Kirkpinar is the name of a Turkish yagli güres wrestling tournament. It is held annually, usually in late June, near Edirne, Turkey (formerly known as Adrianople).
According to legend, as the Ottoman Turkish army was moving toward Edirne in 1361, their soldiers would take to wrestling against one another for recreation during lulls in the battles; one night, forty such soldiers began wrestling, but a bout between two of them lasted all night as neither was able to defeat the other. They were found dead the next morning, their bodies still intertwined. They were buried underneath a nearby fig tree, whereupon their comrades headed to Edirne, which they then conquered.
After the conquest, the soldiers came upon another fig tree, surrounded by a crystal-clear spring, so they renamed the surrounding meadow (which until then had been known as Ahirköy) Kirkpinar, which translates from Turkish as "forty springs" or "forty sources."
To commemorate the heroism of the conquering warriors, a wrestling tournament was re-enacted annually at the site, and the oldest still-contested sanctioned sporting competition in the world began.
Before each bout, the wrestlers pour olive oil over their entire bodies, and the matches take place in an open, grassy field, with the contestants naked except for trousers made of leather, which extend to just above the knee. Victory is achieved when one wrestler either pins the other to the ground (as in many other forms of wrestling) or lifts his opponent above his shoulders.
The event attracted little attention outside of Turkey until the 1990s, when the style of wrestling began to spread to Western Europe; it has become particularly popular in the Netherlands, which now hosts its own annual version of the tournament, attracting participants from throughout Europe.

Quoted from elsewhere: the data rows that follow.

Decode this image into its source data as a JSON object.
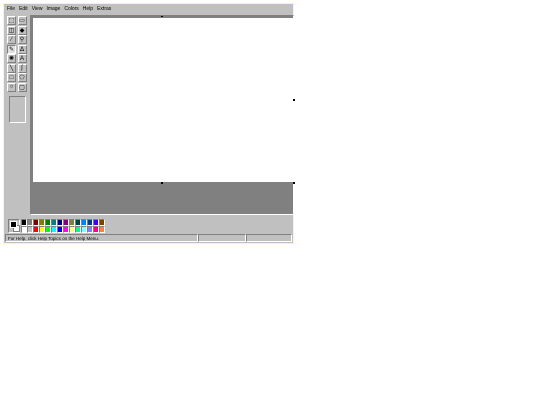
{
  "menu": [
    "File",
    "Edit",
    "View",
    "Image",
    "Colors",
    "Help",
    "Extras"
  ],
  "tools": [
    {
      "name": "free-select",
      "glyph": "⬚"
    },
    {
      "name": "rect-select",
      "glyph": "▭"
    },
    {
      "name": "eraser",
      "glyph": "◫"
    },
    {
      "name": "fill",
      "glyph": "◆"
    },
    {
      "name": "color-picker",
      "glyph": "⁄"
    },
    {
      "name": "magnifier",
      "glyph": "⚲"
    },
    {
      "name": "pencil",
      "glyph": "✎"
    },
    {
      "name": "brush",
      "glyph": "ᐃ"
    },
    {
      "name": "airbrush",
      "glyph": "✺"
    },
    {
      "name": "text",
      "glyph": "A"
    },
    {
      "name": "line",
      "glyph": "╲"
    },
    {
      "name": "curve",
      "glyph": "∫"
    },
    {
      "name": "rectangle",
      "glyph": "□"
    },
    {
      "name": "polygon",
      "glyph": "⬠"
    },
    {
      "name": "ellipse",
      "glyph": "○"
    },
    {
      "name": "rounded-rectangle",
      "glyph": "▢"
    }
  ],
  "active_tool": "pencil",
  "palette": {
    "foreground": "#000000",
    "background": "#ffffff",
    "row1": [
      "#000000",
      "#808080",
      "#800000",
      "#808000",
      "#008000",
      "#008080",
      "#000080",
      "#800080",
      "#808040",
      "#004040",
      "#0080ff",
      "#004080",
      "#4000ff",
      "#804000"
    ],
    "row2": [
      "#ffffff",
      "#c0c0c0",
      "#ff0000",
      "#ffff00",
      "#00ff00",
      "#00ffff",
      "#0000ff",
      "#ff00ff",
      "#ffff80",
      "#00ff80",
      "#80ffff",
      "#8080ff",
      "#ff0080",
      "#ff8040"
    ]
  },
  "status": {
    "help_text": "For Help, click Help Topics on the Help Menu.",
    "coords": "",
    "size": ""
  }
}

Yagli güres wrestling matches are also held in Japan.
It is now a Guinness World Record for the longest running wrestling competition